Editor’s Note: The following article was written by Steve Adler, associate editor of Ag Alert.
Already struggling with short water supplies in 2013, farmers on the west side of the San Joaquin Valley have been warned that next year could be worse.
That's the assessment of Tom Birmingham, general manager of the Fresno-based Westlands Water District, which buys water from the federal Central Valley Project. Growers this year are receiving a 20 percent allocation and, unless there is a very wet winter ahead, Birmingham said the initial CVP allocation next spring could be zero.
"It is projected that the combined storage in San Luis Reservoir will hit a record low at the end of August, lower than 1977, the driest year on record in California," he said.
Birmingham said the current projections for end-of-year storage for all CVP reservoirs are that storage will be well below average and as a consequence there will be very little water carried over from this water year into the next water year.
"It is for that reason and the potential restrictions on the operation of delta pumping plants that we are projecting that absent a wet December and a wet January, it is probable that the initial allocation for water users in Westlands will be zero," he said.
To cope with this year's reduced water deliveries, farmers have had to make hard decisions on how to utilize the water they have. Those who grow both annual crops and permanent crops have often fallowed the open land to use their allocation to keep the trees and vines alive. Others are pumping groundwater to supplement, and still others are buying water wherever they can find it and paying record high prices.
Farmer Dan Errotabere of Riverdale said he is paying three times the CVP contract price for supplemental water and even so, it is difficult to obtain water.
"Because of the 20 percent allocation, we have had to fallow about 600 acres and if we get a zero allocation in 2014, we will have to fallow a lot more acres than that. We will just be focusing on our permanent crops and forget about the row crops. We have been relying more and more on groundwater and that has been dropping too," he said. "This is one of the worst scenarios I have ever seen.

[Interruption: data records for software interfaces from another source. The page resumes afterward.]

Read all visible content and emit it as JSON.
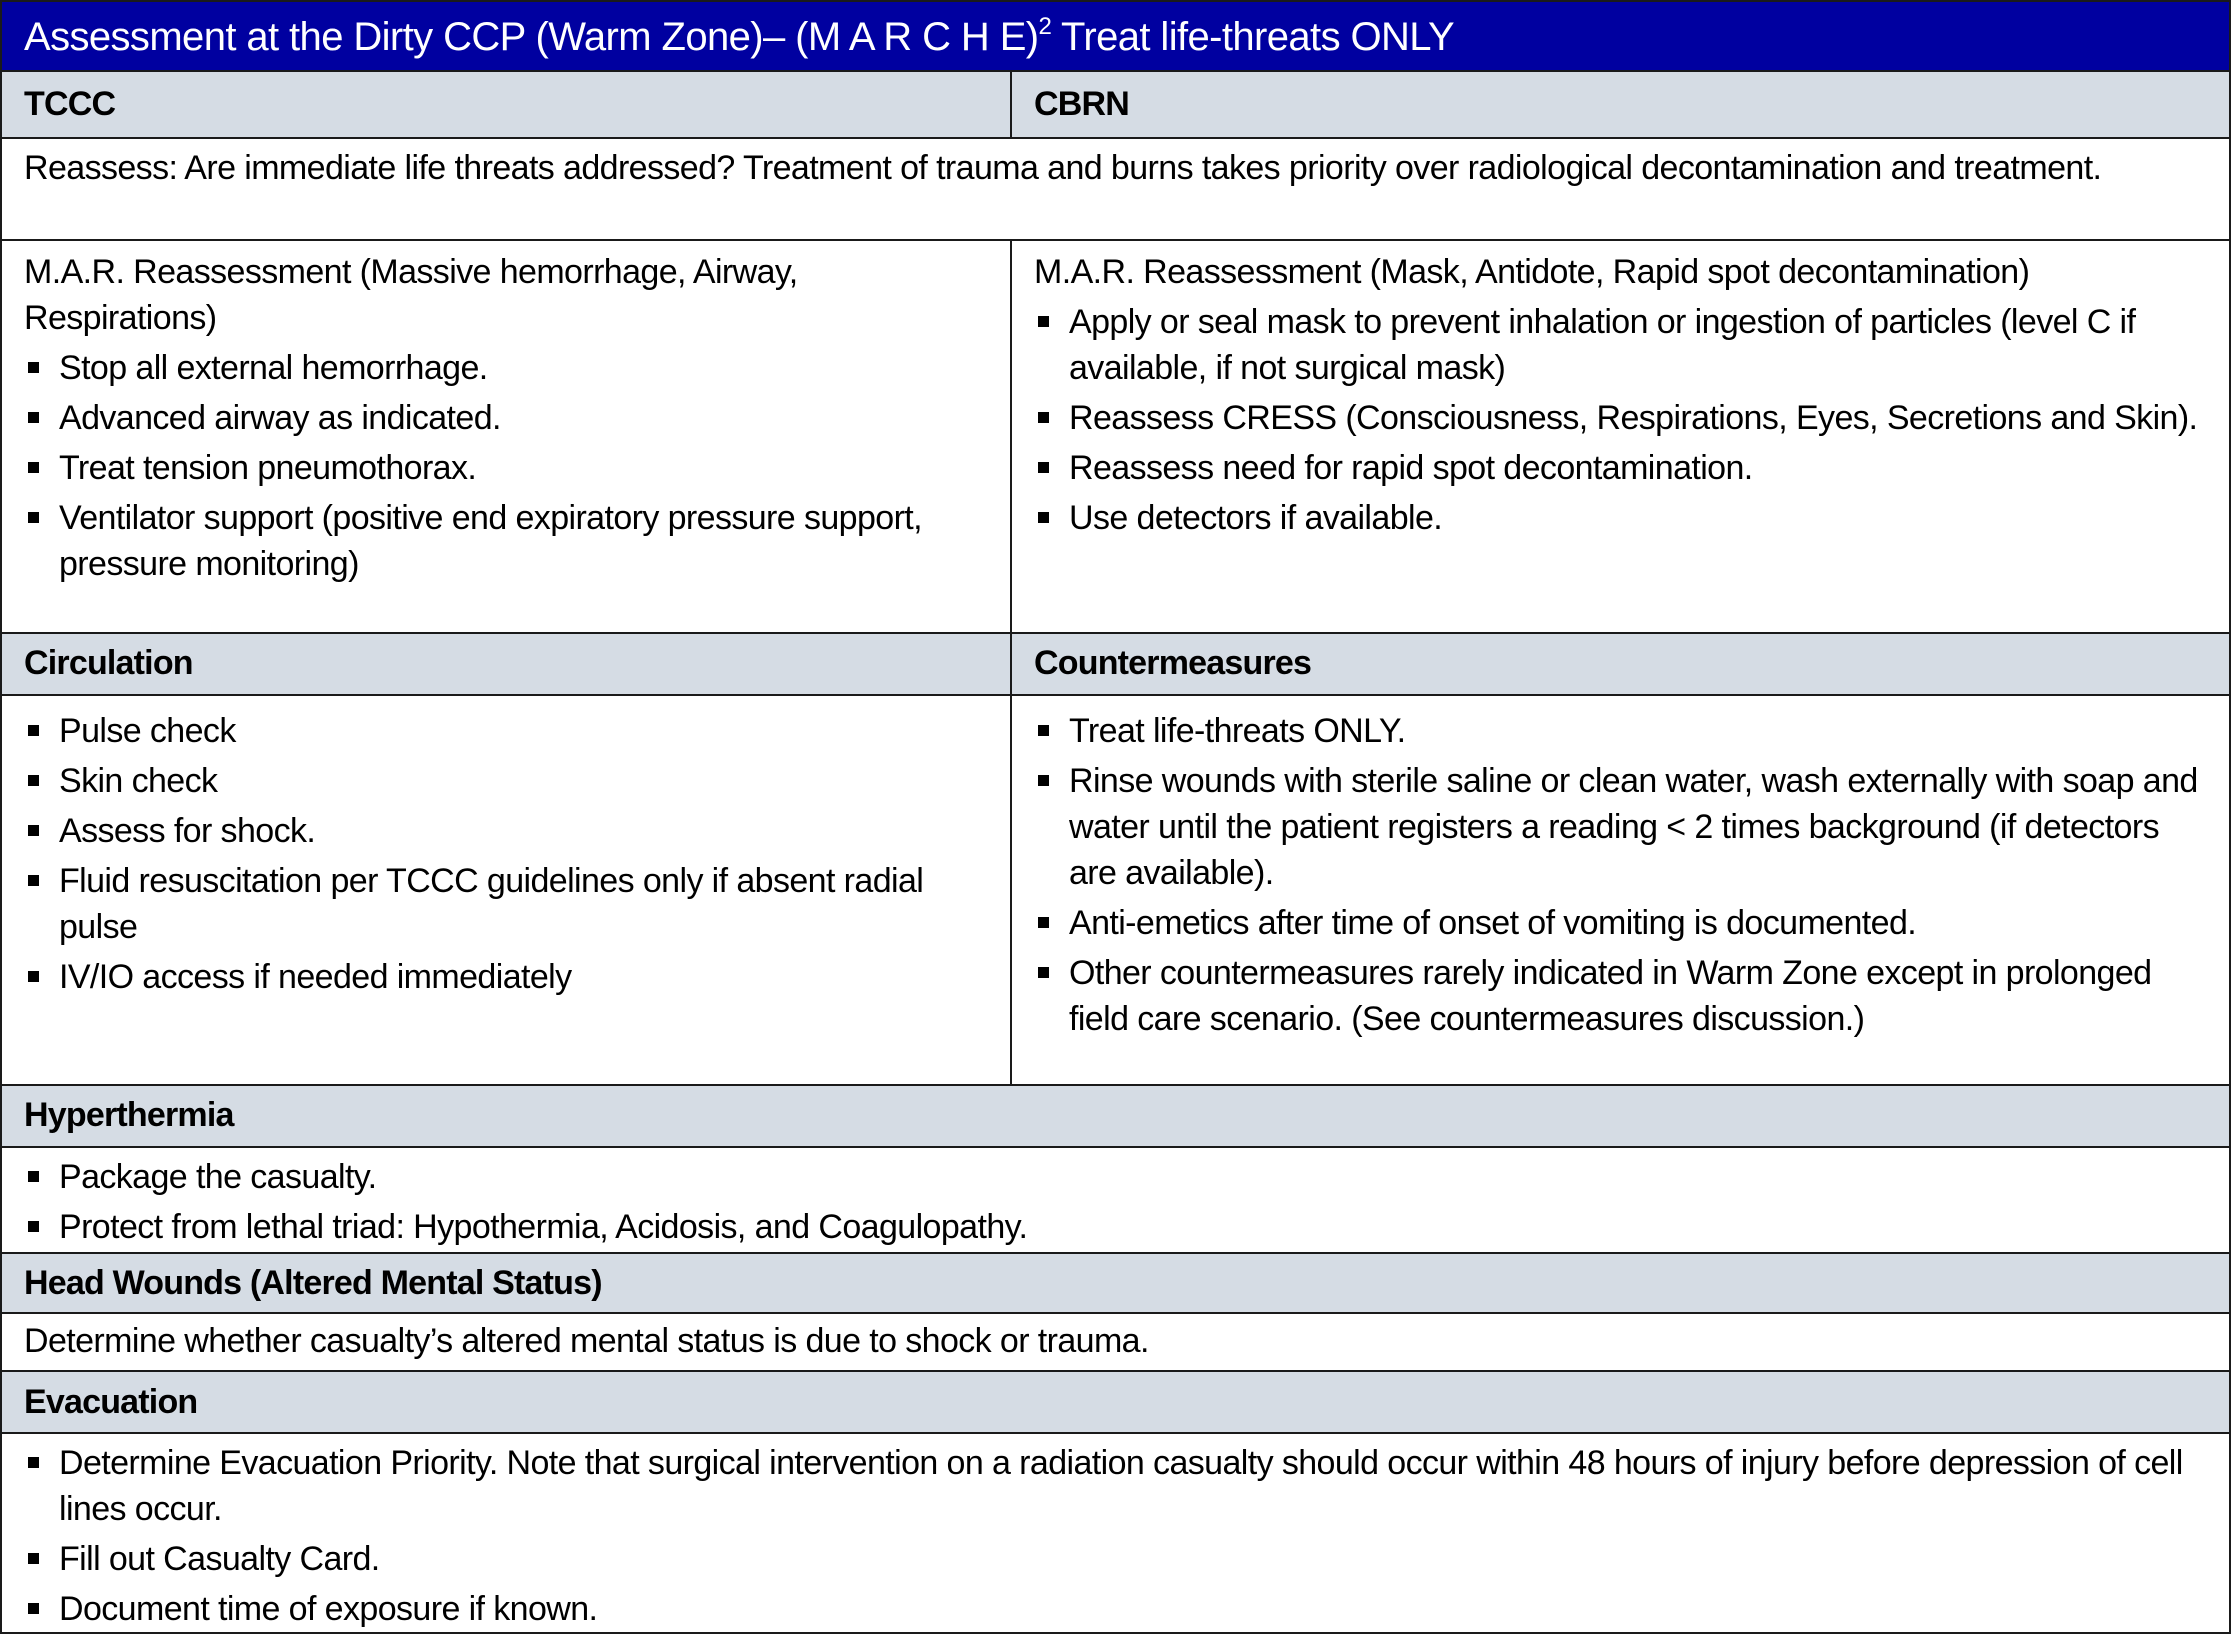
{
  "title": {
    "prefix": "Assessment at the Dirty CCP (Warm Zone)– (M A R C H E)",
    "superscript": "2",
    "suffix": " Treat life-threats ONLY"
  },
  "colors": {
    "title_bg": "#0000a0",
    "header_bg": "#d5dce4",
    "border": "#1a1a1a"
  },
  "columns": {
    "left": "TCCC",
    "right": "CBRN"
  },
  "reassess_text": "Reassess: Are immediate life threats addressed? Treatment of trauma and burns takes priority over radiological decontamination and treatment.",
  "mar": {
    "left": {
      "intro": "M.A.R. Reassessment (Massive hemorrhage, Airway, Respirations)",
      "items": [
        "Stop all external hemorrhage.",
        "Advanced airway as indicated.",
        "Treat tension pneumothorax.",
        "Ventilator support (positive end expiratory pressure support, pressure monitoring)"
      ]
    },
    "right": {
      "intro": "M.A.R. Reassessment (Mask, Antidote, Rapid spot decontamination)",
      "items": [
        "Apply or seal mask to prevent inhalation or ingestion of particles (level C if available, if not surgical mask)",
        "Reassess CRESS (Consciousness, Respirations, Eyes, Secretions and Skin).",
        "Reassess need for rapid spot decontamination.",
        "Use detectors if available."
      ]
    }
  },
  "circulation": {
    "heading": "Circulation",
    "items": [
      "Pulse check",
      "Skin check",
      "Assess for shock.",
      "Fluid resuscitation per TCCC guidelines only if absent radial pulse",
      "IV/IO access if needed immediately"
    ]
  },
  "countermeasures": {
    "heading": "Countermeasures",
    "items": [
      "Treat life-threats ONLY.",
      "Rinse wounds with sterile saline or clean water, wash externally with soap and water until the patient registers a reading < 2 times background (if detectors are available).",
      "Anti-emetics after time of onset of vomiting is documented.",
      "Other countermeasures rarely indicated in Warm Zone except in prolonged field care scenario.  (See countermeasures discussion.)"
    ]
  },
  "hyperthermia": {
    "heading": "Hyperthermia",
    "items": [
      "Package the casualty.",
      "Protect from lethal triad: Hypothermia, Acidosis, and Coagulopathy."
    ]
  },
  "head_wounds": {
    "heading": "Head Wounds (Altered Mental Status)",
    "text": "Determine whether casualty’s altered mental status is due to shock or trauma."
  },
  "evacuation": {
    "heading": "Evacuation",
    "items": [
      "Determine Evacuation Priority. Note that surgical intervention on a radiation casualty should occur within 48 hours of injury before depression of cell lines occur.",
      "Fill out Casualty Card.",
      "Document time of exposure if known."
    ]
  }
}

For some of the farmers who have a large part of their operation in permanent crops, some of them are going to run out of water this month."
Farmer Shawn Coburn of Firebaugh is in a similar situation. He said he planted no row crops this year and is pumping groundwater to keep his almonds and winegrapes alive.